The Brooklyn Nets have not been shy about spending money this summer.
The additions of Celtic staples Kevin Garnett and Paul Pierce ballooned Brooklyn’s already staggering payroll to an unprecedented $185 million for the coming season. In addition to Pierce and Garnett, the Nets are already paying a pretty penny for the services of Deron Williams, Joe Johnson, and Brook Lopez.
An increased payroll was expected as soon as Mikhail Prokhorov, a Russian billionaire with seemingly unlimited ends, took over the team in 2010.
Prokhorov is the world’s 58th wealthiest individual, according to the most recent Forbes report, and he has proved that he is unafraid to move some coin in order to improve the Nets.
His most recent signing however, has some NBA executives scratching their heads, while others are calling foul play.
As if they hadn’t added enough new pieces already, the Nets just signed the ultra-versatile Andrei Kirilenko earlier this week, and at quite a bargain.
A ten million dollar man with the Timberwolves last season, Kirilenko opted out of his contract with the Wolves in order to take a seven million dollar pay cut to be in Brooklyn.
If he had remained in Minnesota, Kirilenko would be scheduled to make another $10 million in 2013-2014, as opposed to the $3.1 million he will bank in Brooklyn.
The discrepancy in salary alone has some around the league questioning the integrity of the move.
“There should be a probe. How obvious is it,” one Eastern Conference GM stated, implying that Prokhorov cut some sort of under-the-table deal with Kirilenko to bring him to Brooklyn.
"Let's see if the league has any credibility. It's not about stopping it. It's about punishing them if they're doing it," a league owner told Yahoo! Sports.
While it does seem strange that a player would voluntarily take such an enormous pay cut, especially to play for a team that is not yet established as a true contender, Kirilenko may have his reasons.

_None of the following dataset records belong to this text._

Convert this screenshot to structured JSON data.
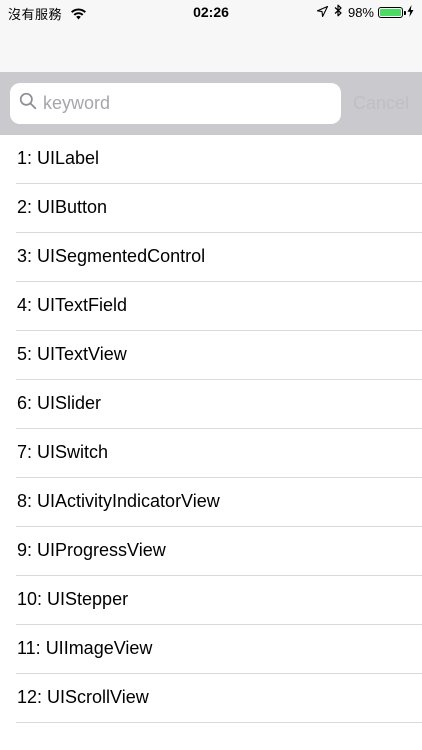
{
  "status_bar": {
    "carrier": "沒有服務",
    "time": "02:26",
    "battery_percent": "98%",
    "battery_level": 0.98,
    "icons": [
      "wifi-icon",
      "location-arrow-icon",
      "bluetooth-icon",
      "battery-icon",
      "charging-bolt-icon"
    ],
    "battery_color": "#4cd964"
  },
  "search": {
    "placeholder": "keyword",
    "value": "",
    "cancel_label": "Cancel",
    "icon": "search-icon"
  },
  "list": {
    "items": [
      {
        "label": "1: UILabel"
      },
      {
        "label": "2: UIButton"
      },
      {
        "label": "3: UISegmentedControl"
      },
      {
        "label": "4: UITextField"
      },
      {
        "label": "5: UITextView"
      },
      {
        "label": "6: UISlider"
      },
      {
        "label": "7: UISwitch"
      },
      {
        "label": "8: UIActivityIndicatorView"
      },
      {
        "label": "9: UIProgressView"
      },
      {
        "label": "10: UIStepper"
      },
      {
        "label": "11: UIImageView"
      },
      {
        "label": "12: UIScrollView"
      }
    ]
  },
  "colors": {
    "search_bar_background": "#c9c9ce",
    "cancel_disabled": "#bfc0c4",
    "separator": "#d9d9dc"
  }
}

Maybe he felt that the Nets simply give him a better shot to win, or maybe he was eager to reunite with former Jazz teammate Deron Williams, as the two enjoyed some successful and productive years together in Utah.
Andrei’s agent insists that there is nothing shady about the signing.
The rest of the NBA however, is not so sure, and will continue to dig around for some dirt on the deal.
In the meantime, Brooklyn continues to build a well-balanced team with high expectations for the 2013-14 season. For his part, Prokhorov continues to throw money around like he grows it in his back yard, with Kirilenko becoming the newest, and one of the cheapest, key pieces to the puzzle.